What to work on> Within the records, determine how many lines contain the word "brand". Your reply must consist of that number only.
(Dataset entries begins)
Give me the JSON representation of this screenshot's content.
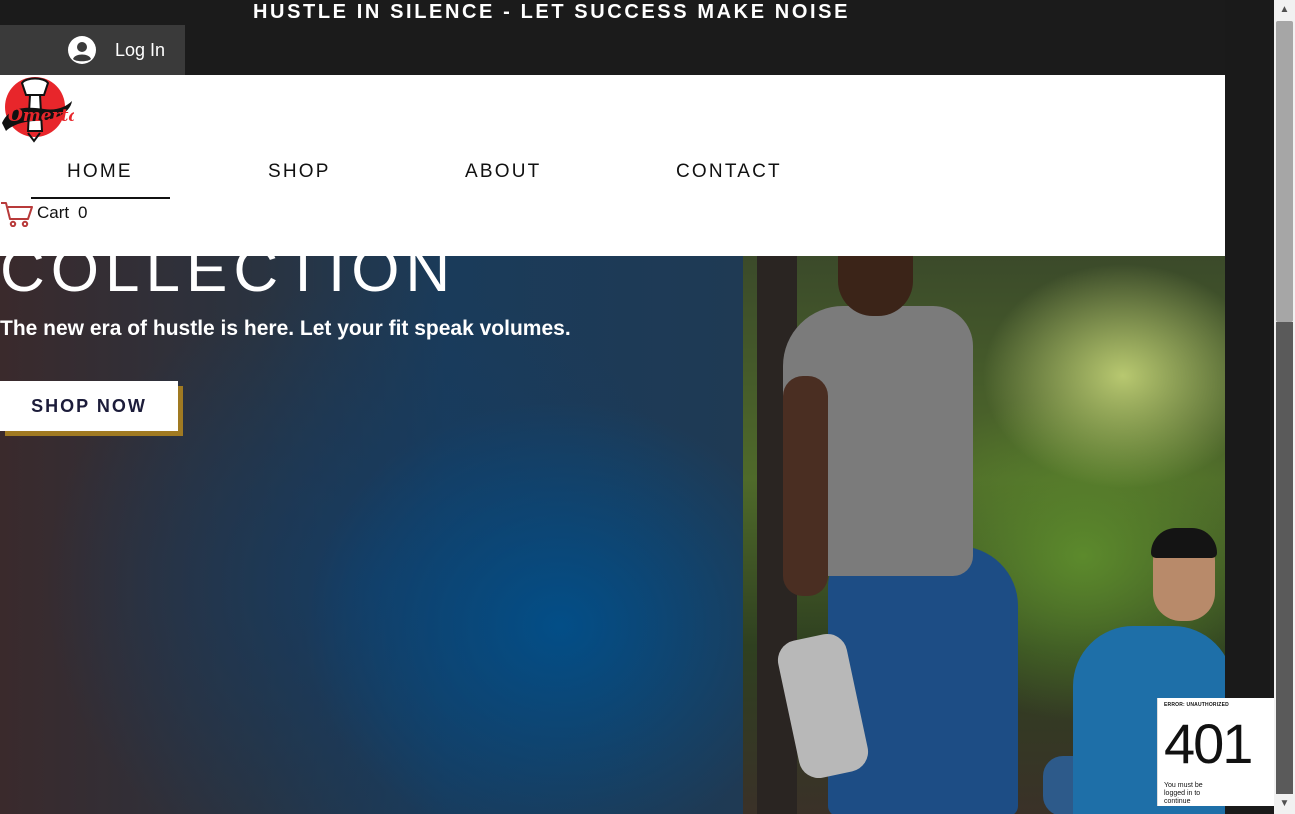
{
  "announcement": "HUSTLE IN SILENCE - LET SUCCESS MAKE NOISE",
  "login": {
    "label": "Log In",
    "icon": "user-avatar-icon"
  },
  "brand": {
    "logo_text": "Omerta",
    "logo_colors": {
      "red": "#e8262b",
      "black": "#111111"
    }
  },
  "nav": {
    "items": [
      {
        "label": "HOME"
      },
      {
        "label": "SHOP"
      },
      {
        "label": "ABOUT"
      },
      {
        "label": "CONTACT"
      }
    ],
    "active": "HOME"
  },
  "cart": {
    "label": "Cart",
    "count": "0",
    "icon": "cart-icon",
    "icon_color": "#b83a3a"
  },
  "hero": {
    "heading": "COLLECTION",
    "subtitle": "The new era of hustle is here. Let your fit speak volumes.",
    "cta_label": "SHOP NOW",
    "cta_shadow_color": "#a07a22"
  },
  "error_widget": {
    "title": "ERROR: UNAUTHORIZED",
    "code": "401",
    "message": "You must be logged in to continue"
  },
  "colors": {
    "topbar": "#1b1b1b",
    "header_bg": "#ffffff",
    "text_dark": "#111111",
    "cta_text": "#1c1c3a"
  }
}
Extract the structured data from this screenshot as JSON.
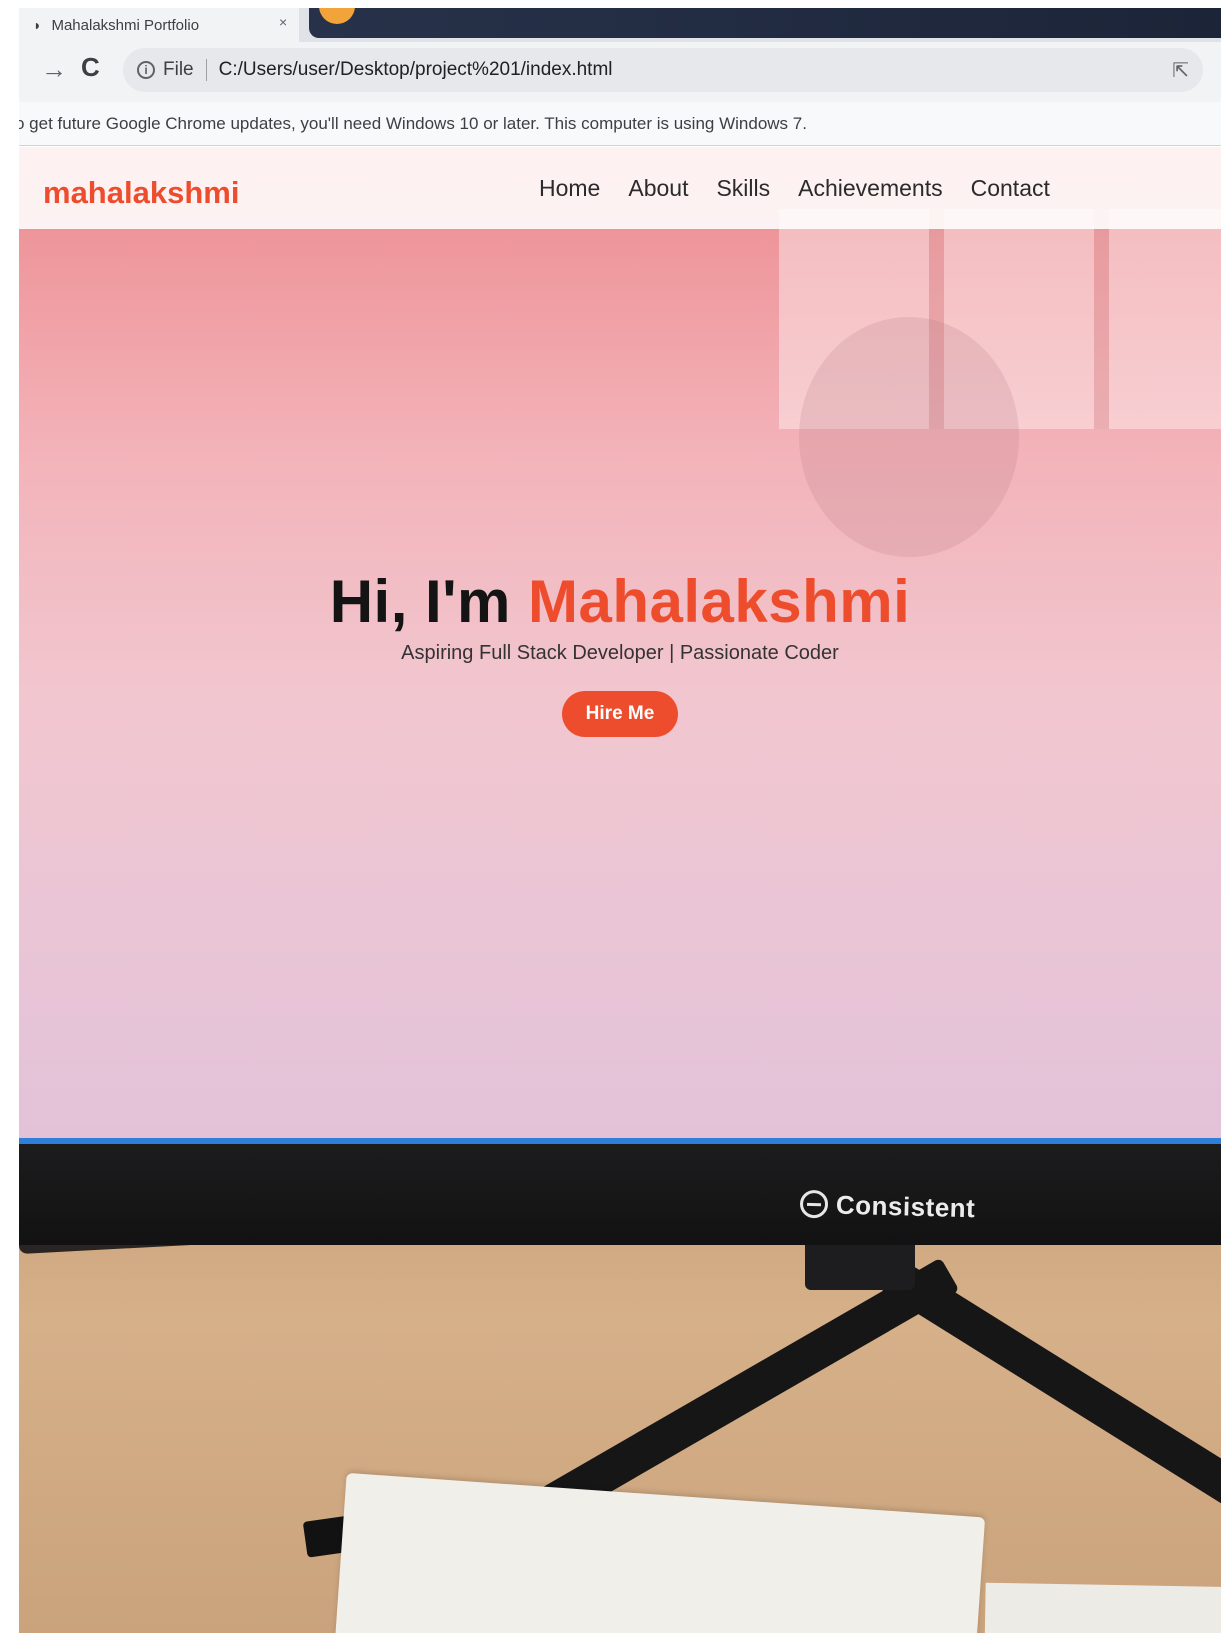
{
  "browser": {
    "tab_title": "Mahalakshmi Portfolio",
    "tab_close_icon": "×",
    "omnibox": {
      "file_label": "File",
      "url": "C:/Users/user/Desktop/project%201/index.html"
    },
    "infobar_text": "o get future Google Chrome updates, you'll need Windows 10 or later. This computer is using Windows 7."
  },
  "site": {
    "brand": "mahalakshmi",
    "nav": [
      "Home",
      "About",
      "Skills",
      "Achievements",
      "Contact"
    ],
    "hero": {
      "greeting": "Hi, I'm ",
      "name": "Mahalakshmi",
      "subtitle": "Aspiring Full Stack Developer | Passionate Coder",
      "button_label": "Hire Me"
    }
  },
  "monitor": {
    "brand": "Consistent"
  },
  "colors": {
    "accent": "#ee4d2d",
    "screen_edge": "#2f7fd8"
  }
}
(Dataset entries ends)
Output below> 3